Physicists Have 'solved' Mystery Of Levitation


Recommended Posts


Physicists have 'solved' mystery of levitation


By Roger Highfield, Science Editor

Last Updated: 2:14am BST 07/08/2007



Levitation has been elevated from being pure science fiction to science fact, according to a study reported today by physicists.


ulevitate.jpgIn theory the discovery could be used to levitate a personIn earlier work the same team of theoretical physicists showed that invisibility cloaks are feasible.


Now, in another report that sounds like it comes out of the pages of a Harry Potter book, the University of St Andrews team has created an 'incredible levitation effects’ by engineering the force of nature which normally causes objects to stick together.


Professor Ulf Leonhardt and Dr Thomas Philbin, from the University of St Andrews in Scotland, have worked out a way of reversing this pheneomenon, known as the Casimir force, so that it repels instead of attracts.


Their discovery could ultimately lead to frictionless micro-machines with moving parts that levitate But they say that, in principle at least, the same effect could be used to levitate bigger objects too, even a person.


The Casimir force is a consequence of quantum mechanics, the theory that describes the world of atoms and subatomic particles that is not only the most successful theory of physics but also the most baffling.


The force is due to neither electrical charge or gravity, for example, but the fluctuations in all-pervasive energy fields in the intervening empty space between the objects and is one reason atoms stick together, also explaining a “dry glue” effect that enables a gecko to walk across a ceiling.


Now, using a special lens of a kind that has already been built, Prof Ulf Leonhardt and Dr Thomas Philbin report in the New Journal of Physics they can engineer the Casimir force to repel, rather than attact.


Because the Casimir force causes problems for nanotechnologists, who are trying to build electrical circuits and tiny mechanical devices on silicon chips, among other things, the team believes the feat could initially be used to stop tiny objects from sticking to each other.


Prof Leonhardt explained, “The Casimir force is the ultimate cause of friction in the nano-world, in particular in some microelectromechanical systems.


Such systems already play an important role - for example tiny mechanical devices which triggers a car airbag to inflate or those which power tiny 'lab on chip’ devices used for drugs testing or chemical analysis.


Micro or nano machines could run smoother and with less or no friction at all if one can manipulate the force.” Though it is possible to levitate objects as big as humans, scientists are a long way off developing the technology for such feats, said Dr Philbin.

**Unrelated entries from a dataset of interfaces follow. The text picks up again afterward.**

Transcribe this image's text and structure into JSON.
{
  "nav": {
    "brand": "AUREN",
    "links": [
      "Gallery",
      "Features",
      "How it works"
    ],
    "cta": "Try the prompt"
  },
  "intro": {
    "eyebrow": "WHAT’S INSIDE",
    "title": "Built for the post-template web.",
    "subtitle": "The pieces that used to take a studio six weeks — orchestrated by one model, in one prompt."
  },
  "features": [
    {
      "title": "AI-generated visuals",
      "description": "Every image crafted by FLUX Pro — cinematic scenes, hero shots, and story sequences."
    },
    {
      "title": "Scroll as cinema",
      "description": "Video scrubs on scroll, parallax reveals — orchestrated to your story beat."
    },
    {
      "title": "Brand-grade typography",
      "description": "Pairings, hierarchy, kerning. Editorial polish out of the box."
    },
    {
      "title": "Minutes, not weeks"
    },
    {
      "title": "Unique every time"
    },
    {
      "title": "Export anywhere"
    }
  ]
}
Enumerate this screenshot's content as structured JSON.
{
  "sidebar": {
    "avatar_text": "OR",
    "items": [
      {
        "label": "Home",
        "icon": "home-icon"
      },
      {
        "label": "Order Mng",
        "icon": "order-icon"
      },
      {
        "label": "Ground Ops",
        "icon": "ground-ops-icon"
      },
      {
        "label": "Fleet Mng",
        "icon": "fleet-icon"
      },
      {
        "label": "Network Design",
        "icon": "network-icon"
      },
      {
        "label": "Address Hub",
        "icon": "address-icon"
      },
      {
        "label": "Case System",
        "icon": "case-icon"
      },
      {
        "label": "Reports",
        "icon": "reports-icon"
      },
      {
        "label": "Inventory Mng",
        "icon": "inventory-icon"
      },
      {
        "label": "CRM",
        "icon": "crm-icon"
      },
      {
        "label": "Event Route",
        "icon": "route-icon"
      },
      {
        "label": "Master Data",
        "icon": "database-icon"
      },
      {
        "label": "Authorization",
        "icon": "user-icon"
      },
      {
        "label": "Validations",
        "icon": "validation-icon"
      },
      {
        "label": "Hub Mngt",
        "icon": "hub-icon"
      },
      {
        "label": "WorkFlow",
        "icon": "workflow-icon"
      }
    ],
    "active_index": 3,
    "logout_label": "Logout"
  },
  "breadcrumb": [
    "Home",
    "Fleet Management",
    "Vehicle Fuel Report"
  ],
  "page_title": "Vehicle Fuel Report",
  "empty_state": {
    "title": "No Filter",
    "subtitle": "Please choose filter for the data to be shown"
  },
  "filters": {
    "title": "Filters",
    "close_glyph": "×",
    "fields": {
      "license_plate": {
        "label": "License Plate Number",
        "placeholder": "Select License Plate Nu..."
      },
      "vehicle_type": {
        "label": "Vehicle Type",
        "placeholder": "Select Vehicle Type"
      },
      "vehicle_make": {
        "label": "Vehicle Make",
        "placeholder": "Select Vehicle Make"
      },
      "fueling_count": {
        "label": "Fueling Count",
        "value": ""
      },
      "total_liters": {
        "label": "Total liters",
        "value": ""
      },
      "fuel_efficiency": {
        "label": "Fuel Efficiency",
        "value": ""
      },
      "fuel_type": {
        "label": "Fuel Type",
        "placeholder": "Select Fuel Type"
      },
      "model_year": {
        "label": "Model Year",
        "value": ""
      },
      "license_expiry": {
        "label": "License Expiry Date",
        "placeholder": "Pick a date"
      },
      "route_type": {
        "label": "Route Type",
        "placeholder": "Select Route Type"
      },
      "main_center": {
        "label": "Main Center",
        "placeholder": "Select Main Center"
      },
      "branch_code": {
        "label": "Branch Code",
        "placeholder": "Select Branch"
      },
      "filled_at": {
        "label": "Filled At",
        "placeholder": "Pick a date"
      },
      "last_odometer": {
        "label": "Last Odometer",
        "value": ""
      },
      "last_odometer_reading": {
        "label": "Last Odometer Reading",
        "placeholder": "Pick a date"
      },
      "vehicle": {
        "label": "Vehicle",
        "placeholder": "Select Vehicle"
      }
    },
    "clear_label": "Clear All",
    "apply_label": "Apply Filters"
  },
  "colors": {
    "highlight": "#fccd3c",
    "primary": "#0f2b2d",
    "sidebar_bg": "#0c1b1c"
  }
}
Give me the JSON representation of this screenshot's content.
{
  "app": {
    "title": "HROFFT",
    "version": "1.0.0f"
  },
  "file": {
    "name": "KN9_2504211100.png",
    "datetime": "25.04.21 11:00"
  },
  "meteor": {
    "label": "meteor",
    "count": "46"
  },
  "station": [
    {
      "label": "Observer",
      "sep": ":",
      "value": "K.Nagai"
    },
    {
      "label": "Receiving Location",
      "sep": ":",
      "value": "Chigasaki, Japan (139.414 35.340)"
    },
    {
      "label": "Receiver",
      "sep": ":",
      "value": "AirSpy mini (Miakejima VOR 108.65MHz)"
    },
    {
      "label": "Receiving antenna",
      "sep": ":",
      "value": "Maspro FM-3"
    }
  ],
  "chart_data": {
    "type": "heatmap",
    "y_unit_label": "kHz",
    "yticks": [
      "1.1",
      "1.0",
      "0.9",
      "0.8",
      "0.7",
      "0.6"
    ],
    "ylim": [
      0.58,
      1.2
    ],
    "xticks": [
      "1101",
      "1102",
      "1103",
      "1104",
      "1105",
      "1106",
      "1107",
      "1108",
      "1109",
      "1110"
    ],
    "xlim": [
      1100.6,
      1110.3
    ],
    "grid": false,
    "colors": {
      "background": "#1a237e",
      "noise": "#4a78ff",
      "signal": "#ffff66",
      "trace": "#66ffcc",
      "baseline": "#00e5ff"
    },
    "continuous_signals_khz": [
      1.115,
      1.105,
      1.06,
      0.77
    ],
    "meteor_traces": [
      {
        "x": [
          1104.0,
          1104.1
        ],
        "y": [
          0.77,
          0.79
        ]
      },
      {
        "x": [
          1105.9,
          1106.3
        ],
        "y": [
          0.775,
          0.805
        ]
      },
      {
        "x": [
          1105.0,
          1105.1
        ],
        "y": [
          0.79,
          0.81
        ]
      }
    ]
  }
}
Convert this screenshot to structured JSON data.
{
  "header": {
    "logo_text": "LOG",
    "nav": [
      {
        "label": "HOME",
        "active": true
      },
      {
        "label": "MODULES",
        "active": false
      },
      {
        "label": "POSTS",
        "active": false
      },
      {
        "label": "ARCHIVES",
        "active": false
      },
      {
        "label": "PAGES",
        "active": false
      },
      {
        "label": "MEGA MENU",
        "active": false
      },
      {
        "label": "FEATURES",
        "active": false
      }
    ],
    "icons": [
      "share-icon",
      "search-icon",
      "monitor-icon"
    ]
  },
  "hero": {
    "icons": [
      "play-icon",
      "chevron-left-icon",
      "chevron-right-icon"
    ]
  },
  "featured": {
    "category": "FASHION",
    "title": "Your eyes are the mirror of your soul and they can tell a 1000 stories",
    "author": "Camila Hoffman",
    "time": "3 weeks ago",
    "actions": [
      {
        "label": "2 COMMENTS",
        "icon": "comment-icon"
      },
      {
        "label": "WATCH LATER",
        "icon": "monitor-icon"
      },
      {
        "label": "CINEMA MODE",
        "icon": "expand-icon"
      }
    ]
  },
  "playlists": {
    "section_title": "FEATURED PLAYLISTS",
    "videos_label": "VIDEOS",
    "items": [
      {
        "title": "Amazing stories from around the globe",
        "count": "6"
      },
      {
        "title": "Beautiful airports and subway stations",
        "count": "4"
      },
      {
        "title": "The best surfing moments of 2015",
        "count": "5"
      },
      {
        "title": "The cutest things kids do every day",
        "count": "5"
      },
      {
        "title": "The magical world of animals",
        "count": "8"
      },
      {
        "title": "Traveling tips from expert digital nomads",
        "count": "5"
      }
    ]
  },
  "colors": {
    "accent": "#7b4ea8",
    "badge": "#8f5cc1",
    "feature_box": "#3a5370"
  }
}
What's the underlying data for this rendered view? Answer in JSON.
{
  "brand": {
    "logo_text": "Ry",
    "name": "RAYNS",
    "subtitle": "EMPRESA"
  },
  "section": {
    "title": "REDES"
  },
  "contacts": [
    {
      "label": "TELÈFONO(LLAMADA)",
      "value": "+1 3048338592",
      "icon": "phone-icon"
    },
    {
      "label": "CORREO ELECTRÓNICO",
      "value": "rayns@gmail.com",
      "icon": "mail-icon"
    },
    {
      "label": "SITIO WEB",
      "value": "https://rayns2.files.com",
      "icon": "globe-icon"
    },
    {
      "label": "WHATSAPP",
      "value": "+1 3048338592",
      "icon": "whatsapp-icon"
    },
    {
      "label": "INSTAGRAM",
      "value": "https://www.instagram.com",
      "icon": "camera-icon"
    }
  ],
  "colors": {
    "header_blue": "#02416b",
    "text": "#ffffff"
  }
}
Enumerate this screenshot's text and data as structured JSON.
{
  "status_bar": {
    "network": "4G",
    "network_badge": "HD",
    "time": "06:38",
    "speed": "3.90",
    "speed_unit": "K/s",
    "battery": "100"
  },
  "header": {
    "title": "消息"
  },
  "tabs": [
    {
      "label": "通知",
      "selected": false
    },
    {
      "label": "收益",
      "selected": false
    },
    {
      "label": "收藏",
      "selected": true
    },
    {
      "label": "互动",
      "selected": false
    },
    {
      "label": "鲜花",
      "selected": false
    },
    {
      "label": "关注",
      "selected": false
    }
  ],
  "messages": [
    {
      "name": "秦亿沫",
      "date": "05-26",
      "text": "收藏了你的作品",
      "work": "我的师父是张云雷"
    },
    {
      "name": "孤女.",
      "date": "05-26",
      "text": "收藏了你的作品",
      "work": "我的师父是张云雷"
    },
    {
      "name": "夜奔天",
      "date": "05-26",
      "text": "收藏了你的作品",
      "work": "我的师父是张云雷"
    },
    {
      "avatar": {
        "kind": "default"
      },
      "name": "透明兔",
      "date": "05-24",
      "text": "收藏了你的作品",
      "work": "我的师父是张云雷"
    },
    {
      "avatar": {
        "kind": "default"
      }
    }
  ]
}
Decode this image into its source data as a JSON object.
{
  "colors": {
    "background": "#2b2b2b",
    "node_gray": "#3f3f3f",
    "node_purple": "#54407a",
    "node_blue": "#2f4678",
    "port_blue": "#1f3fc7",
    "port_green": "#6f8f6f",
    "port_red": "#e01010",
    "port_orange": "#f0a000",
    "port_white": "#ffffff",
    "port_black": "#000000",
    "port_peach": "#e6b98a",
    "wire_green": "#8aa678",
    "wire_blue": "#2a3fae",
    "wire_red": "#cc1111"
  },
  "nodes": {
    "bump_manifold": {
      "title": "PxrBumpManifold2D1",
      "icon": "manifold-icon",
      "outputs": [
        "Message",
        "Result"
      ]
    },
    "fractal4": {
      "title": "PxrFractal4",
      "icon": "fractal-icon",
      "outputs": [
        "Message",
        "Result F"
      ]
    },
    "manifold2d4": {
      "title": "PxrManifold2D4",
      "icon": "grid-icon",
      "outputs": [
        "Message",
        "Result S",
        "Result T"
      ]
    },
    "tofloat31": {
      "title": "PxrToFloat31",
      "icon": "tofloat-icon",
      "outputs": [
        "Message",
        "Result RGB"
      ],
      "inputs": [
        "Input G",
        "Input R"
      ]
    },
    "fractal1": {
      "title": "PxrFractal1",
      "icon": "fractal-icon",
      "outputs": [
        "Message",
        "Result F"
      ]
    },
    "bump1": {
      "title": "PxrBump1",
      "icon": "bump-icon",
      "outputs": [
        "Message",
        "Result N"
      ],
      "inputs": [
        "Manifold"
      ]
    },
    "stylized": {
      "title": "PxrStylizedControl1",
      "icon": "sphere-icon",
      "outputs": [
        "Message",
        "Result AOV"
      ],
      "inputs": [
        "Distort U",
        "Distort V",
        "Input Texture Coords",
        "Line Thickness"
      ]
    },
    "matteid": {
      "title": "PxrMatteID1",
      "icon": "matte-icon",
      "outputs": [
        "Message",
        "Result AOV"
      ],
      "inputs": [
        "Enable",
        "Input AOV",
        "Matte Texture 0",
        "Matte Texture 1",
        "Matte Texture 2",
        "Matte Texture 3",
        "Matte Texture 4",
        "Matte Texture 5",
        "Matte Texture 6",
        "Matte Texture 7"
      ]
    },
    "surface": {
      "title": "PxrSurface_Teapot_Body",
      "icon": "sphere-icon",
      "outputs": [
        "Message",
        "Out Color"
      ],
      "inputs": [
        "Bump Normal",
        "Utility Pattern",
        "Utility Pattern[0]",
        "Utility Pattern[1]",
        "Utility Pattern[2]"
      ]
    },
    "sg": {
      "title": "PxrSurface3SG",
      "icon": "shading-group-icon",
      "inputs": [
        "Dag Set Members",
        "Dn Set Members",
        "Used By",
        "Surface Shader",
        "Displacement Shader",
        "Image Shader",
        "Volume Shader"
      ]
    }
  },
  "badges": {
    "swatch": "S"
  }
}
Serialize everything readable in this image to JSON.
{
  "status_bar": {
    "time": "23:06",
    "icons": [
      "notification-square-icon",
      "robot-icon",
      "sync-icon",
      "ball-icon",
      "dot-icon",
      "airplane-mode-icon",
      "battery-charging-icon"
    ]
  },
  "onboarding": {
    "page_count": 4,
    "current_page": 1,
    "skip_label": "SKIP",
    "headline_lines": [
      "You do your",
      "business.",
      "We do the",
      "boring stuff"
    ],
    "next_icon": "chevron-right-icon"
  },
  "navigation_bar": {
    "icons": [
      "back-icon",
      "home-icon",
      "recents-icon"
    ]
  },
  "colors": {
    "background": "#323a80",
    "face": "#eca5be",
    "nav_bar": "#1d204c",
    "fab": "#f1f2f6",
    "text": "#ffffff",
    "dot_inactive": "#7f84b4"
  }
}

The practicalities of designing the lens to do this are daunting but not impossible and levitation “could happen over quite a distance”.


Prof Leonhardt leads one of four teams - three of them in Britain - to have put forward a theory in a peer-reviewed journal to achieve invisibility by making light waves flow around an object - just as a river flows undisturbed around a smooth rock.



Link to comment
Share on other sites

You can't see it, but I'm totally having a geekgasm.

Link to comment
Share on other sites

That is some technology I can't wait until it hits the civilian market, at a reasonable price, for something like a hoverboard, shoes so you can walk on air, and other such stuff.

Link to comment
Share on other sites

Now that is COOL


Combine that with a Mollner.... ooooooooh I need a coffee :)

Link to comment
Share on other sites

Casimer beds LLC.


So comfy it feels like you are sleeping on air, because you are!

Link to comment
Share on other sites

It's the reverse Casimir. Normally it forces things together. Some think it's the effect of the ZPF (which is very dangerously close to the Luminiferous Aether...)

Link to comment
Share on other sites

This topic is now closed to further replies.
  • Create New...

Important Information

By using this site, you agree to our Guidelines.